<<<<
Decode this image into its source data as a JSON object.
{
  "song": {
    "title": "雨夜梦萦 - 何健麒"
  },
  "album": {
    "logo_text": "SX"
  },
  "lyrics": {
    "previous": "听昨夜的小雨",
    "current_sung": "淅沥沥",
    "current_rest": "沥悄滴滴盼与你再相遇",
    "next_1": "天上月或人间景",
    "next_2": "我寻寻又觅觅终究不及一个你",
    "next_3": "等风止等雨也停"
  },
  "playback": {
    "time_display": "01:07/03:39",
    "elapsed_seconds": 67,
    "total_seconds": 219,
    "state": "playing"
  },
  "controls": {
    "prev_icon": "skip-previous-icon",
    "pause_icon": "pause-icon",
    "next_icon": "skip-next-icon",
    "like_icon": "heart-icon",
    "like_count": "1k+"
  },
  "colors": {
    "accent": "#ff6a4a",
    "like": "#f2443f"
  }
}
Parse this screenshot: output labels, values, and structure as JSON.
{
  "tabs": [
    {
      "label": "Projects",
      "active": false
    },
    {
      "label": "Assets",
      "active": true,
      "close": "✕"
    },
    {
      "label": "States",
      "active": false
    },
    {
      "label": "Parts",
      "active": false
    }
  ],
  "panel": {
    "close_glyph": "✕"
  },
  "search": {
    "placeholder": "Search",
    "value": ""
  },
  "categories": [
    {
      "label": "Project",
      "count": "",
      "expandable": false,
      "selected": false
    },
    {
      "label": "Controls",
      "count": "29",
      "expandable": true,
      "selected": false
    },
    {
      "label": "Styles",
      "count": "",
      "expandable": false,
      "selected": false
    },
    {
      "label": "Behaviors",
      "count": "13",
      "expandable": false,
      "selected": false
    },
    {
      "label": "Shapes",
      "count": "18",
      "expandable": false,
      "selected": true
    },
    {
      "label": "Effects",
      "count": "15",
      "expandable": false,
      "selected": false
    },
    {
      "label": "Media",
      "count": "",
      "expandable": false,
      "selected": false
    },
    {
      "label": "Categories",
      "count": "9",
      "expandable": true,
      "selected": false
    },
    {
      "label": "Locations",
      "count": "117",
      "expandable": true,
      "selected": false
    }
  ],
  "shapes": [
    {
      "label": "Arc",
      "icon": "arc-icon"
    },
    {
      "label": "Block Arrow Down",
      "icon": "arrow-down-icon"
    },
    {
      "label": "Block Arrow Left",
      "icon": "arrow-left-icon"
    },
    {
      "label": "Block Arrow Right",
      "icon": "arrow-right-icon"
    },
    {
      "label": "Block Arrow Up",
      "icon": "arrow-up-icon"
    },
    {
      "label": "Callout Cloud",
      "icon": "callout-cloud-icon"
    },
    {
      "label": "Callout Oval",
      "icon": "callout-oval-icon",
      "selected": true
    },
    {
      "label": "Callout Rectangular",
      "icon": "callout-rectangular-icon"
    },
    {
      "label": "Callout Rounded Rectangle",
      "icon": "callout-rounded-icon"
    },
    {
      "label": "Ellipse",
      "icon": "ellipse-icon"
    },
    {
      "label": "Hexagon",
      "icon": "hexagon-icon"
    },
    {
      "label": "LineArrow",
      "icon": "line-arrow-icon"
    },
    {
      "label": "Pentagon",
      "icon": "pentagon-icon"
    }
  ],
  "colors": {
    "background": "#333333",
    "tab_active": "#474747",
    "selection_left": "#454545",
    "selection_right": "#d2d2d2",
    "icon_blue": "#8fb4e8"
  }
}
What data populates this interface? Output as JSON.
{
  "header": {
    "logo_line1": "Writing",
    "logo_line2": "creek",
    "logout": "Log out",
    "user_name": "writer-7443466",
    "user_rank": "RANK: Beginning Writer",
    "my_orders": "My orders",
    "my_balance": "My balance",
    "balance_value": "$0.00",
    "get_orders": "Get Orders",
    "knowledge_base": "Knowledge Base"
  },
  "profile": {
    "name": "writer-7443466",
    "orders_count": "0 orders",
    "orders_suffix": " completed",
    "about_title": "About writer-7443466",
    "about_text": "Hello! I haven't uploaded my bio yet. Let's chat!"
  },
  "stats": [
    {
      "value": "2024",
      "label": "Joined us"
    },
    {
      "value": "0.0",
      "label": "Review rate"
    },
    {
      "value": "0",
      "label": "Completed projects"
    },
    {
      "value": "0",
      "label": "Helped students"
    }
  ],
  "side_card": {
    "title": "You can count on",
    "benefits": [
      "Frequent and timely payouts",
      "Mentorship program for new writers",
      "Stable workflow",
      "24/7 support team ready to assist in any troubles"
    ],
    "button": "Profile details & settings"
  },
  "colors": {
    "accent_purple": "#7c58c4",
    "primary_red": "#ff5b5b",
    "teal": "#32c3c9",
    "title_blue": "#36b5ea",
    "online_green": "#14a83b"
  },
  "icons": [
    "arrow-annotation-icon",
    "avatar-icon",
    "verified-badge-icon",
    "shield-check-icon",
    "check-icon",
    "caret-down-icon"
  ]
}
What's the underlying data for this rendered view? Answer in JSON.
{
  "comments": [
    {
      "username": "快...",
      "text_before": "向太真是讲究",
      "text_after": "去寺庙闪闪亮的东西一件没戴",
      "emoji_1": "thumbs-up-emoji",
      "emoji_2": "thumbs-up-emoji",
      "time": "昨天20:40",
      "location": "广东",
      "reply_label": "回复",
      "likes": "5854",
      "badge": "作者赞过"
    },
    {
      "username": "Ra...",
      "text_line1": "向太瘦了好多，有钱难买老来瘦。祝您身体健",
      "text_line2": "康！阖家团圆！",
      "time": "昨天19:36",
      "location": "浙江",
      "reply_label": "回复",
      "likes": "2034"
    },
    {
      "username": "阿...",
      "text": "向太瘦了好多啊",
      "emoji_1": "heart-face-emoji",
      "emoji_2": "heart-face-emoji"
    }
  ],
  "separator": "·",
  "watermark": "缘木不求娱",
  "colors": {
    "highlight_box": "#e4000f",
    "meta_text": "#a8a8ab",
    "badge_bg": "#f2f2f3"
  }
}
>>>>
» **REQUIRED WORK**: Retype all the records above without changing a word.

» **EXPECTED ANSWER**:
Decode this image into its source data as a JSON object.
{
  "song": {
    "title": "雨夜梦萦 - 何健麒"
  },
  "album": {
    "logo_text": "SX"
  },
  "lyrics": {
    "previous": "听昨夜的小雨",
    "current_sung": "淅沥沥",
    "current_rest": "沥悄滴滴盼与你再相遇",
    "next_1": "天上月或人间景",
    "next_2": "我寻寻又觅觅终究不及一个你",
    "next_3": "等风止等雨也停"
  },
  "playback": {
    "time_display": "01:07/03:39",
    "elapsed_seconds": 67,
    "total_seconds": 219,
    "state": "playing"
  },
  "controls": {
    "prev_icon": "skip-previous-icon",
    "pause_icon": "pause-icon",
    "next_icon": "skip-next-icon",
    "like_icon": "heart-icon",
    "like_count": "1k+"
  },
  "colors": {
    "accent": "#ff6a4a",
    "like": "#f2443f"
  }
}
Parse this screenshot: output labels, values, and structure as JSON.
{
  "tabs": [
    {
      "label": "Projects",
      "active": false
    },
    {
      "label": "Assets",
      "active": true,
      "close": "✕"
    },
    {
      "label": "States",
      "active": false
    },
    {
      "label": "Parts",
      "active": false
    }
  ],
  "panel": {
    "close_glyph": "✕"
  },
  "search": {
    "placeholder": "Search",
    "value": ""
  },
  "categories": [
    {
      "label": "Project",
      "count": "",
      "expandable": false,
      "selected": false
    },
    {
      "label": "Controls",
      "count": "29",
      "expandable": true,
      "selected": false
    },
    {
      "label": "Styles",
      "count": "",
      "expandable": false,
      "selected": false
    },
    {
      "label": "Behaviors",
      "count": "13",
      "expandable": false,
      "selected": false
    },
    {
      "label": "Shapes",
      "count": "18",
      "expandable": false,
      "selected": true
    },
    {
      "label": "Effects",
      "count": "15",
      "expandable": false,
      "selected": false
    },
    {
      "label": "Media",
      "count": "",
      "expandable": false,
      "selected": false
    },
    {
      "label": "Categories",
      "count": "9",
      "expandable": true,
      "selected": false
    },
    {
      "label": "Locations",
      "count": "117",
      "expandable": true,
      "selected": false
    }
  ],
  "shapes": [
    {
      "label": "Arc",
      "icon": "arc-icon"
    },
    {
      "label": "Block Arrow Down",
      "icon": "arrow-down-icon"
    },
    {
      "label": "Block Arrow Left",
      "icon": "arrow-left-icon"
    },
    {
      "label": "Block Arrow Right",
      "icon": "arrow-right-icon"
    },
    {
      "label": "Block Arrow Up",
      "icon": "arrow-up-icon"
    },
    {
      "label": "Callout Cloud",
      "icon": "callout-cloud-icon"
    },
    {
      "label": "Callout Oval",
      "icon": "callout-oval-icon",
      "selected": true
    },
    {
      "label": "Callout Rectangular",
      "icon": "callout-rectangular-icon"
    },
    {
      "label": "Callout Rounded Rectangle",
      "icon": "callout-rounded-icon"
    },
    {
      "label": "Ellipse",
      "icon": "ellipse-icon"
    },
    {
      "label": "Hexagon",
      "icon": "hexagon-icon"
    },
    {
      "label": "LineArrow",
      "icon": "line-arrow-icon"
    },
    {
      "label": "Pentagon",
      "icon": "pentagon-icon"
    }
  ],
  "colors": {
    "background": "#333333",
    "tab_active": "#474747",
    "selection_left": "#454545",
    "selection_right": "#d2d2d2",
    "icon_blue": "#8fb4e8"
  }
}
What data populates this interface? Output as JSON.
{
  "header": {
    "logo_line1": "Writing",
    "logo_line2": "creek",
    "logout": "Log out",
    "user_name": "writer-7443466",
    "user_rank": "RANK: Beginning Writer",
    "my_orders": "My orders",
    "my_balance": "My balance",
    "balance_value": "$0.00",
    "get_orders": "Get Orders",
    "knowledge_base": "Knowledge Base"
  },
  "profile": {
    "name": "writer-7443466",
    "orders_count": "0 orders",
    "orders_suffix": " completed",
    "about_title": "About writer-7443466",
    "about_text": "Hello! I haven't uploaded my bio yet. Let's chat!"
  },
  "stats": [
    {
      "value": "2024",
      "label": "Joined us"
    },
    {
      "value": "0.0",
      "label": "Review rate"
    },
    {
      "value": "0",
      "label": "Completed projects"
    },
    {
      "value": "0",
      "label": "Helped students"
    }
  ],
  "side_card": {
    "title": "You can count on",
    "benefits": [
      "Frequent and timely payouts",
      "Mentorship program for new writers",
      "Stable workflow",
      "24/7 support team ready to assist in any troubles"
    ],
    "button": "Profile details & settings"
  },
  "colors": {
    "accent_purple": "#7c58c4",
    "primary_red": "#ff5b5b",
    "teal": "#32c3c9",
    "title_blue": "#36b5ea",
    "online_green": "#14a83b"
  },
  "icons": [
    "arrow-annotation-icon",
    "avatar-icon",
    "verified-badge-icon",
    "shield-check-icon",
    "check-icon",
    "caret-down-icon"
  ]
}
What's the underlying data for this rendered view? Answer in JSON.
{
  "comments": [
    {
      "username": "快...",
      "text_before": "向太真是讲究",
      "text_after": "去寺庙闪闪亮的东西一件没戴",
      "emoji_1": "thumbs-up-emoji",
      "emoji_2": "thumbs-up-emoji",
      "time": "昨天20:40",
      "location": "广东",
      "reply_label": "回复",
      "likes": "5854",
      "badge": "作者赞过"
    },
    {
      "username": "Ra...",
      "text_line1": "向太瘦了好多，有钱难买老来瘦。祝您身体健",
      "text_line2": "康！阖家团圆！",
      "time": "昨天19:36",
      "location": "浙江",
      "reply_label": "回复",
      "likes": "2034"
    },
    {
      "username": "阿...",
      "text": "向太瘦了好多啊",
      "emoji_1": "heart-face-emoji",
      "emoji_2": "heart-face-emoji"
    }
  ],
  "separator": "·",
  "watermark": "缘木不求娱",
  "colors": {
    "highlight_box": "#e4000f",
    "meta_text": "#a8a8ab",
    "badge_bg": "#f2f2f3"
  }
}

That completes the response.